In general, people in Missouri are helpful and friendly, so if you need information or assistance, just ask. If they can’t help you, they’ll usually try to find somebody who can!
Check out our downloadable planners and checklists.
Cities and Metro Areas
Moving to Missouri means moving to a state where half of the entire population resides in the two largest cities, while the rural areas remain quiet and calm. You can move to Jefferson City, the state capital located on the edge of the Missouri Rhineland wine country; or to Kansas City, the business hub. St. Louis has the famous Gateway Arch, and there’s Springfield, with its many historic sites, and Columbia, the liberal college town. Other places to consider include St. Charles, St. Peters, Independence, O’Fallon and St. Joseph.
Cost of Living
There’s good news for anybody thinking about moving to MO: the cost of living in Missouri is almost 20 percent lower than the US average. In fact, in the last quarter of 2011, the cost of living in Missouri was ranked fourteenth lowest in the entire nation. This is most likely due to the low costs of housing, grocery items and other goods. In addition, over 50 percent of all students in the state receive some form of state funding for their education, which reduces costs significantly for households (the average household in Missouri earns an income of $40,885 per year).

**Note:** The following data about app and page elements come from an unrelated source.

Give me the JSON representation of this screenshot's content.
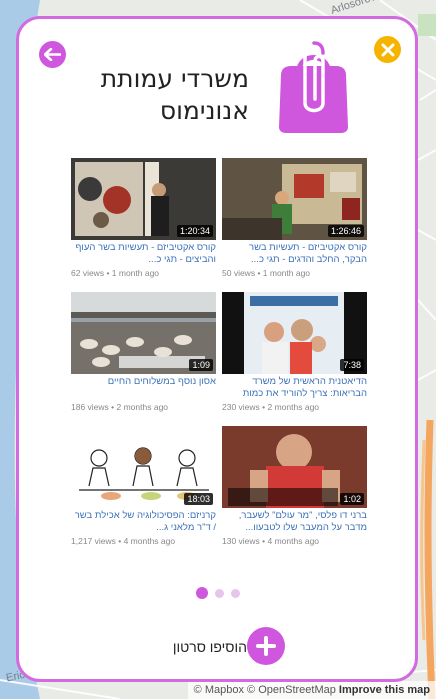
{
  "map": {
    "labels": [
      "Arlosorov",
      "Erich"
    ],
    "attribution": {
      "mapbox": "© Mapbox",
      "osm": "© OpenStreetMap",
      "improve": "Improve this map"
    },
    "colors": {
      "water": "#a9cbe8",
      "road": "#f4a55e",
      "land": "#e9ebe7"
    }
  },
  "colors": {
    "accent": "#cf57de",
    "close": "#f4b400",
    "link": "#3b71b8"
  },
  "header": {
    "title_line1": "משרדי עמותת",
    "title_line2": "אנונימוס",
    "back_icon": "arrow-left-icon",
    "close_icon": "close-icon",
    "logo_icon": "shopping-bag-paperclip-icon"
  },
  "videos": [
    {
      "title": "קורס אקטיביזם - תעשיות בשר הבקר, החלב והדגים - תגי כ...",
      "duration": "1:26:46",
      "views": "50 views",
      "age": "1 month ago"
    },
    {
      "title": "קורס אקטיביזם - תעשיות בשר העוף והביצים - תגי כ...",
      "duration": "1:20:34",
      "views": "62 views",
      "age": "1 month ago"
    },
    {
      "title": "הדיאטנית הראשית של משרד הבריאות: צריך להוריד את כמות הבשר שאוכל...",
      "duration": "7:38",
      "views": "230 views",
      "age": "2 months ago"
    },
    {
      "title": "אסון נוסף במשלוחים החיים",
      "duration": "1:09",
      "views": "186 views",
      "age": "2 months ago"
    },
    {
      "title": "ברני דו פלסי, \"מר עולם\" לשעבר, מדבר על המעבר שלו לטבעוו...",
      "duration": "1:02",
      "views": "130 views",
      "age": "4 months ago"
    },
    {
      "title": "קרניזם: הפסיכולוגיה של אכילת בשר / ד\"ר מלאני ג...",
      "duration": "18:03",
      "views": "1,217 views",
      "age": "4 months ago"
    }
  ],
  "pagination": {
    "pages": 3,
    "current": 1
  },
  "add_video": {
    "label": "הוסיפו סרטון",
    "icon": "plus-icon"
  }
}
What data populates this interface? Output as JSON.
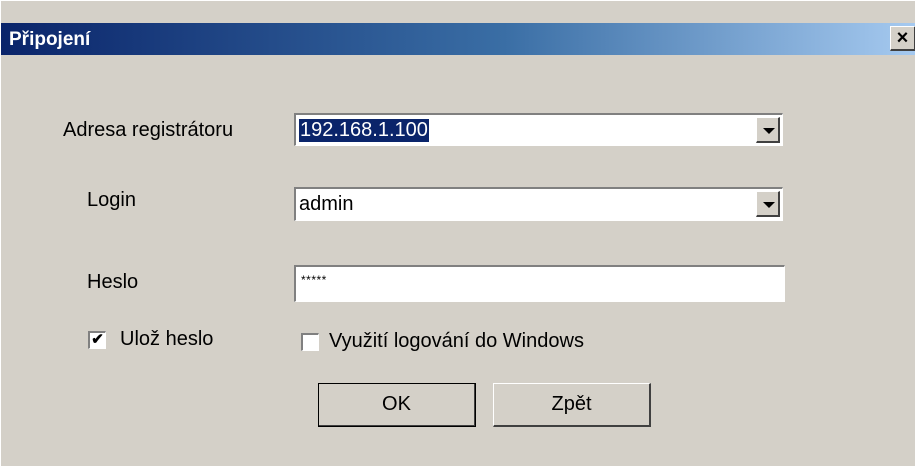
{
  "window": {
    "title": "Připojení",
    "close_glyph": "×"
  },
  "form": {
    "address_label": "Adresa registrátoru",
    "address_value": "192.168.1.100",
    "login_label": "Login",
    "login_value": "admin",
    "password_label": "Heslo",
    "password_value": "*****",
    "save_password_label": "Ulož heslo",
    "save_password_checked": true,
    "save_password_check_glyph": "✔",
    "windows_login_label": "Využití logování do Windows",
    "windows_login_checked": false
  },
  "buttons": {
    "ok_label": "OK",
    "back_label": "Zpět"
  }
}
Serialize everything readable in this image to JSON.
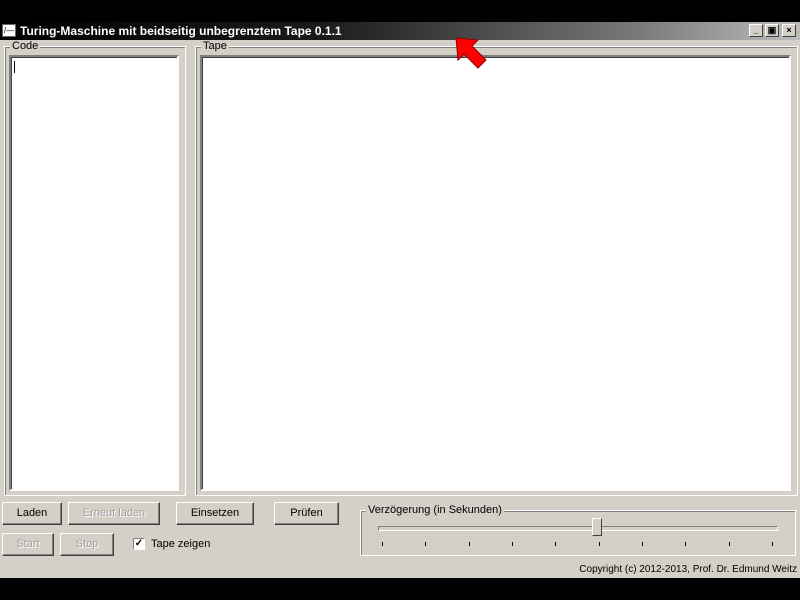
{
  "window": {
    "title": "Turing-Maschine mit beidseitig unbegrenztem Tape 0.1.1",
    "icon_text": "/—",
    "controls": {
      "minimize": "_",
      "restore": "▣",
      "close": "×"
    }
  },
  "code_panel": {
    "label": "Code",
    "content": ""
  },
  "tape_panel": {
    "label": "Tape",
    "content": ""
  },
  "buttons": {
    "laden": "Laden",
    "erneut_laden": "Erneut laden",
    "einsetzen": "Einsetzen",
    "pruefen": "Prüfen",
    "start": "Start",
    "stop": "Stop"
  },
  "tape_zeigen": {
    "label": "Tape zeigen",
    "checked": true,
    "check_mark": "✓"
  },
  "delay": {
    "label": "Verzögerung (in Sekunden)",
    "value_fraction": 0.55,
    "tick_count": 10
  },
  "copyright": "Copyright (c) 2012-2013, Prof. Dr. Edmund Weitz",
  "colors": {
    "window_bg": "#d4d0c8",
    "cursor": "#ff0000"
  },
  "icons": {
    "cursor": "red-arrow-cursor-icon"
  }
}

After moving to Missouri, you’ll find that its humid continental climate is heavily influenced by cold Arctic air and hot, humid air coming off the Gulf of Mexico. There are no moderating geographical features such as mountains or large lakes here, so the state experiences extreme weather.

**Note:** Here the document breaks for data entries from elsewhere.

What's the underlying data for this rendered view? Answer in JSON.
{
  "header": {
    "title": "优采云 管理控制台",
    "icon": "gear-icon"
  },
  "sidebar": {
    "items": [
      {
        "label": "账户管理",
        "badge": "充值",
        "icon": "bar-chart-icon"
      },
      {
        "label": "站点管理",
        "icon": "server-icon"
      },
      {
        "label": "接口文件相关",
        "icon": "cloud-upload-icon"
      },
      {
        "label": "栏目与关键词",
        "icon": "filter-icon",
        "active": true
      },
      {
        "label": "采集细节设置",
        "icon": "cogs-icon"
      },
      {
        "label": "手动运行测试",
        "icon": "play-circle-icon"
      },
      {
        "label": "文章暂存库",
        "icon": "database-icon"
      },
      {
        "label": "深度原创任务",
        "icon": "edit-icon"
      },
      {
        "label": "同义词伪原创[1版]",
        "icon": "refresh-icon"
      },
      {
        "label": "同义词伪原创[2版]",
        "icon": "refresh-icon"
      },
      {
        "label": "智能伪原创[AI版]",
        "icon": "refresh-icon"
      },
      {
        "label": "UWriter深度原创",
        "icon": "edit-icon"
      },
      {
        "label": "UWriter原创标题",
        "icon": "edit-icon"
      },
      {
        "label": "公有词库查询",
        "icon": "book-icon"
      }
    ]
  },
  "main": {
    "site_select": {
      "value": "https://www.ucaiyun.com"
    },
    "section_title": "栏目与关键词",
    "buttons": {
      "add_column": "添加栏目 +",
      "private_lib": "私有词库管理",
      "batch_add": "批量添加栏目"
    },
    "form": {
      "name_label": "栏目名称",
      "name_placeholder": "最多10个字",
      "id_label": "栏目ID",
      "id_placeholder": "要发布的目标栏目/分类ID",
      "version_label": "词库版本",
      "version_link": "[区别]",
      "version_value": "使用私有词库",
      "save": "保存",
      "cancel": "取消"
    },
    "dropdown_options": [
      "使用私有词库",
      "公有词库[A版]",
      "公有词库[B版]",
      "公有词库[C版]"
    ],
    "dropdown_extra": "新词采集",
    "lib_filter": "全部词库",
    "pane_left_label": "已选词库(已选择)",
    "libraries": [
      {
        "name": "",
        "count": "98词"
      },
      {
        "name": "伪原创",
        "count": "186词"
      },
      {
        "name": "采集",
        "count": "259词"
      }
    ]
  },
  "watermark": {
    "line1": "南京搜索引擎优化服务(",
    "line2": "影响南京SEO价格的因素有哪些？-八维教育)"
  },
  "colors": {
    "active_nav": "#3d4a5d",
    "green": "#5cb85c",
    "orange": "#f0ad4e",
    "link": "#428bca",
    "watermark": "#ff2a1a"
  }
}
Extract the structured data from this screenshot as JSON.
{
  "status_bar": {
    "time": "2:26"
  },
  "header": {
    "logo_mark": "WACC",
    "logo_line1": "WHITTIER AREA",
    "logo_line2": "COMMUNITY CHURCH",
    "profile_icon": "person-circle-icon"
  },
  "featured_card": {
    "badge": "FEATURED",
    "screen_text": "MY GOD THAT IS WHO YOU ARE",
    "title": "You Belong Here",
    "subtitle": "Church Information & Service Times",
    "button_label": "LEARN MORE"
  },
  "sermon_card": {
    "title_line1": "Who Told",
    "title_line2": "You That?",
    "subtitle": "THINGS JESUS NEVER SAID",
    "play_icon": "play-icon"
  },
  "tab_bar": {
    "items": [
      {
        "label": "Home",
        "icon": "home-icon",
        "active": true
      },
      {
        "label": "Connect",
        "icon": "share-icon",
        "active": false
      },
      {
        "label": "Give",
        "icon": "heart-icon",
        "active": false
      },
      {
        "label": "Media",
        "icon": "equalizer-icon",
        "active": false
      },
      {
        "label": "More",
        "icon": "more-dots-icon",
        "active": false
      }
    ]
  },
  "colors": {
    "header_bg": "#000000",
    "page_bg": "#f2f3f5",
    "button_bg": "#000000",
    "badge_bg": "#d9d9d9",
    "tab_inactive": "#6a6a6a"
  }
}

Hot summers and cold winters are the norm, with an average daytime temperature in the summer of around 89 degrees Fahrenheit, while during the colder months, the temperature is on average 38 degrees Fahrenheit during the day. When moving to MO, be aware that severe thunderstorms, as well as powerful tornadoes, are frequent occurrences.
If you’re moving to Missouri with your children, rest assured that there are some good educational institutions for students of all ages. These are some of the most notable:

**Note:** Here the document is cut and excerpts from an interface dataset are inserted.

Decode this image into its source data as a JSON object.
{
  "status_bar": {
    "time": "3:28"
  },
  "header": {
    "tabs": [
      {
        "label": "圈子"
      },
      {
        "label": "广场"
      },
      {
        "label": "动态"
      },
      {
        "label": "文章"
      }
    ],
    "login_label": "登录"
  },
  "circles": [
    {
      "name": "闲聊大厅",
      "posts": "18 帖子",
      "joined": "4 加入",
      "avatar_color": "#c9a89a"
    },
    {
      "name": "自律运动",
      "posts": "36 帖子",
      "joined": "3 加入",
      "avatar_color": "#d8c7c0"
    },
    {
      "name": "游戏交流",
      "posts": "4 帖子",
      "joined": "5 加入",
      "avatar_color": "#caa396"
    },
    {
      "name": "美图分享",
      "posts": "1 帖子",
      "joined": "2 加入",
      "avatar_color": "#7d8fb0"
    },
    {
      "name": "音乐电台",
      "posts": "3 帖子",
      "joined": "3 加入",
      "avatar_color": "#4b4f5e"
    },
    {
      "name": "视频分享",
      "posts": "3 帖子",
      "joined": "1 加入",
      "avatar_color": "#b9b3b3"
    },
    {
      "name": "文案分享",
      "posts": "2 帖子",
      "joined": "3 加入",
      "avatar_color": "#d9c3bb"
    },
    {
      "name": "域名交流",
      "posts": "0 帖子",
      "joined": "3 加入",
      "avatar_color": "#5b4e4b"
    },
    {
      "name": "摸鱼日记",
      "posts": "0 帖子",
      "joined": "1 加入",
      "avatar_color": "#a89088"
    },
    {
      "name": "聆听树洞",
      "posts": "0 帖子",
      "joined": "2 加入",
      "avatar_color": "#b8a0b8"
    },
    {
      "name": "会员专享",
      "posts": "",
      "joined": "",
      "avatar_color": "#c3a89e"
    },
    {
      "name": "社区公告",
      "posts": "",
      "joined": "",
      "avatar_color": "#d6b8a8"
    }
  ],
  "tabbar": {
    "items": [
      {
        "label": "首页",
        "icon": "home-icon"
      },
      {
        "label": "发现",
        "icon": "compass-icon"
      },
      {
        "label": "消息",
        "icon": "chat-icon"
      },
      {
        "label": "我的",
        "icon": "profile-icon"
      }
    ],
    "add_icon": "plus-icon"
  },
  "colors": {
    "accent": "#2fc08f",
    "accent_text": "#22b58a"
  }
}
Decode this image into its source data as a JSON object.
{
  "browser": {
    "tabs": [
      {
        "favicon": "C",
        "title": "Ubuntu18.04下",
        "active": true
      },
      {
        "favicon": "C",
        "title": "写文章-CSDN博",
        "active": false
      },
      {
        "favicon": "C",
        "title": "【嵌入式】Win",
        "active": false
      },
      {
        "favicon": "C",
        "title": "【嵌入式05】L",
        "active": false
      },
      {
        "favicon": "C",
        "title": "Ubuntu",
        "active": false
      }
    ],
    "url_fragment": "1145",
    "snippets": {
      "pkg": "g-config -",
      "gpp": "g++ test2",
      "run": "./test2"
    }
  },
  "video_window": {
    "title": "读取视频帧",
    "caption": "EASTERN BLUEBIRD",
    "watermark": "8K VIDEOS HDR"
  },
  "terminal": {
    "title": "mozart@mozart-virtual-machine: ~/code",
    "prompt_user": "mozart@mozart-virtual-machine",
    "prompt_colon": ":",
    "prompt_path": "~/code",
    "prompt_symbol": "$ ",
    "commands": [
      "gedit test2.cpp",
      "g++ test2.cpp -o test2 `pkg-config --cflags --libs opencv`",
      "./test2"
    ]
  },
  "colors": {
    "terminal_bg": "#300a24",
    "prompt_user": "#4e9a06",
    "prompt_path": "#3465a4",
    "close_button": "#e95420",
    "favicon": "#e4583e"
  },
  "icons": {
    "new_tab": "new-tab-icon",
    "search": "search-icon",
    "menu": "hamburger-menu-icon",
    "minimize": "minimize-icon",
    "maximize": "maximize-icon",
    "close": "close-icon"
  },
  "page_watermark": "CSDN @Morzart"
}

- Elementary Schools: Kennard Classical Junior Academy, Sappington Elementary School and Truman Elementary School in Saint Louis are some of the top-ranked elementary schools.
- High Schools: Metro High School in Saint Louis, Lesterville High School in Lesterville and Linn High School in Linn are some of the best high schools.
- Higher Education: If you’re a college student moving to MO, you’ll have access to some great colleges and universities, including the University of Missouri system, Lincoln University, Saint Louis University and Washington University in St. Louis, which is among the top 20 in the nation.
If you’re looking for the most up-to-date information about living and working in Missouri, go to the Official Missouri State Website.
- Excise Taxes: A state excise tax of 4.225 percent, as well as your local sales tax with a total maximum of 4.5 percent, is due on any untaxed vehicle you bring into the state or purchase while living here. However, if you owned the vehicle for longer than 90 days in another state, you don’t have to pay excise tax in MO.
- Tolls: If you’re moving to MO, you’ll be pleased to know there are no toll roads here yet, though there have been proposals to turn a number of existing highways into turnpikes.
- Voter Registration: After moving to Missouri, you can fill out a voter registration form and mail it to your local election authority, or you can register to vote when you apply for your MO driver’s license.
- Trash & Recycling: If you’re moving to Missouri to a rural area, trash and recycling are handled by private companies that vary per region. In urban areas, the city handles trash and recycling and bills them along with water.
- Driver’s Licenses: You must apply for a MO driver’s license within 30 days of moving here. It costs $20 for a six-year license.
- Vehicle Registration: After moving to MO, you have 30 days to register your vehicle. Fees are based on the vehicle’s HP; for example, it would be $24.75 for a four-cylinder vehicle and $27.75 for a six-cylinder vehicle. It costs $8.50 plus a $2.50 processing fee for a title, and it costs $2.50 to record a lien.